:: Input data
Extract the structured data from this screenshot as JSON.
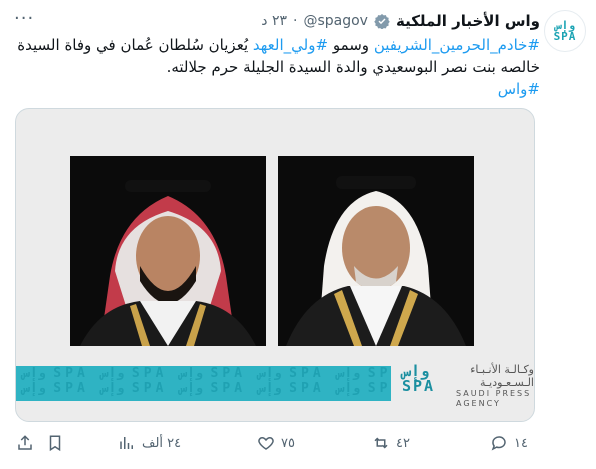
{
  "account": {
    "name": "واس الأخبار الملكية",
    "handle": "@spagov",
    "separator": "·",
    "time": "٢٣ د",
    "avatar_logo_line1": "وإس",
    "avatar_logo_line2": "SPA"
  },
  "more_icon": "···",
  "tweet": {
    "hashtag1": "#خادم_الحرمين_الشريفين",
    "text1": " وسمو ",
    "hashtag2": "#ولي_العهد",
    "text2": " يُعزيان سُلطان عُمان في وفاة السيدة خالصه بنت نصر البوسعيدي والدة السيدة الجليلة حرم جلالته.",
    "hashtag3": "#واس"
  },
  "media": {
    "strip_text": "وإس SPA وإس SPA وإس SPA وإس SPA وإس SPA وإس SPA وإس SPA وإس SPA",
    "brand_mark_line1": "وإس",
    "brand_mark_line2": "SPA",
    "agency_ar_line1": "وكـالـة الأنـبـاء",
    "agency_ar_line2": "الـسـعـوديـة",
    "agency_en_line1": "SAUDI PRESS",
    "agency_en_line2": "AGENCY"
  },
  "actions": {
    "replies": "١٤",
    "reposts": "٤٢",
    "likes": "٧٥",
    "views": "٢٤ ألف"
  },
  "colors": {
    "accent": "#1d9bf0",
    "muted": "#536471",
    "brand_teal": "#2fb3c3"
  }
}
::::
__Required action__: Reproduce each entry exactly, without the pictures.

__Answer__:
Extract the structured data from this screenshot as JSON.
{
  "account": {
    "name": "واس الأخبار الملكية",
    "handle": "@spagov",
    "separator": "·",
    "time": "٢٣ د",
    "avatar_logo_line1": "وإس",
    "avatar_logo_line2": "SPA"
  },
  "more_icon": "···",
  "tweet": {
    "hashtag1": "#خادم_الحرمين_الشريفين",
    "text1": " وسمو ",
    "hashtag2": "#ولي_العهد",
    "text2": " يُعزيان سُلطان عُمان في وفاة السيدة خالصه بنت نصر البوسعيدي والدة السيدة الجليلة حرم جلالته.",
    "hashtag3": "#واس"
  },
  "media": {
    "strip_text": "وإس SPA وإس SPA وإس SPA وإس SPA وإس SPA وإس SPA وإس SPA وإس SPA",
    "brand_mark_line1": "وإس",
    "brand_mark_line2": "SPA",
    "agency_ar_line1": "وكـالـة الأنـبـاء",
    "agency_ar_line2": "الـسـعـوديـة",
    "agency_en_line1": "SAUDI PRESS",
    "agency_en_line2": "AGENCY"
  },
  "actions": {
    "replies": "١٤",
    "reposts": "٤٢",
    "likes": "٧٥",
    "views": "٢٤ ألف"
  },
  "colors": {
    "accent": "#1d9bf0",
    "muted": "#536471",
    "brand_teal": "#2fb3c3"
  }
}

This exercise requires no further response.